Now, let me be clear: I've gone through this exercise just to make Sox fans feel better. Really, the Sox simply needed to sign both players since Manny was not going to bring their replacements back. We needed a right-fielder with some power and defensive ability. We needed a #5 hitter. We needed a SS. We're a big market team and we went out and bought the best we could find. That is all.

What we're seeing now in the media, and within the fanbase IMO, is a significant backlash due to the Matsuzaka posting outcome being followed by the Manny trade circus (and anti-climax) and the two big FA signings. Right now the Sox are the 800-lb. gorillas in the room at the winter meetings. The Yanks already have a massive lineup they could hardly expect to improve upon, and just needed to quietly acquire a couple of arms. Notice that the $26 Mil they shelled out to talk to future #4/#5 starter Igawa didn't cause even a ripple in the media. They'll probably sign Pettitte on a one-year deal to finish his career, and he'll be a key piece to what is looking on paper like a championship-caliber team. And nobody is saying anything because the Sox are stomping around the offseason table like Godzilla. Oh, and also, the stomping makes for good copy.

The position many of us will find ourselves in - even moreso than we do already - is that of Second Bully. For years we've defined ourselves as the Galahad of the baseball world: cursed, ever questing for the Holy Grail of a Series title while battling the Dragon from New York. Well, the grail is ours as of 2004, and with this offseason, the Sox have officially begun breathing fire in the eyes of the rest of baseball. This of course does not change our situation one bit - we are still chasing the biggest payroll in American sports in the toughest division in MLB, and we'll do what we have to do. When all is said and done, there's just one requirement: win. However, it's clear the days of sympathetic fans from other cities are long gone.
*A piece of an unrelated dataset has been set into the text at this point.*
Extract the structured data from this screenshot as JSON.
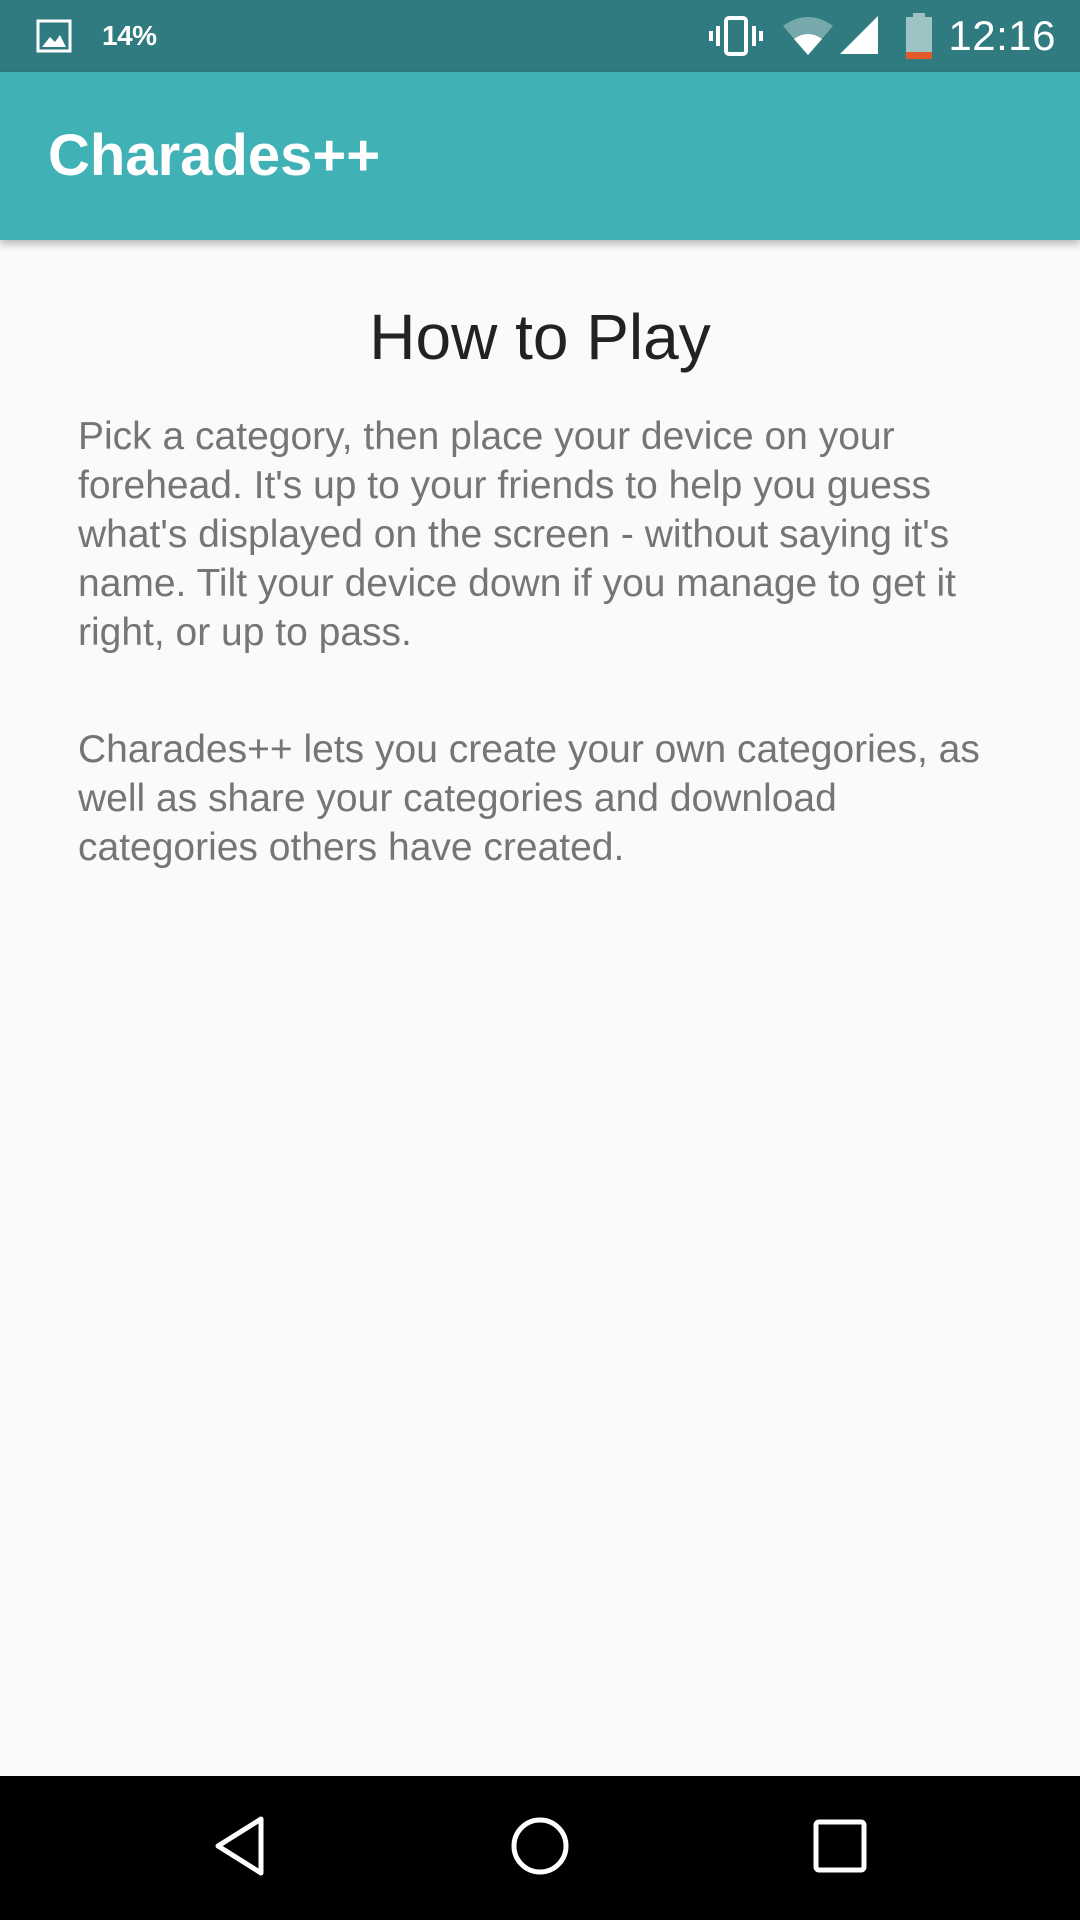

If you are at all interested in the future of the Red Sox roster, take a trip to the Sox Prospects Wiki: http://soxprospects.wikispaces.com/. One stop shopping.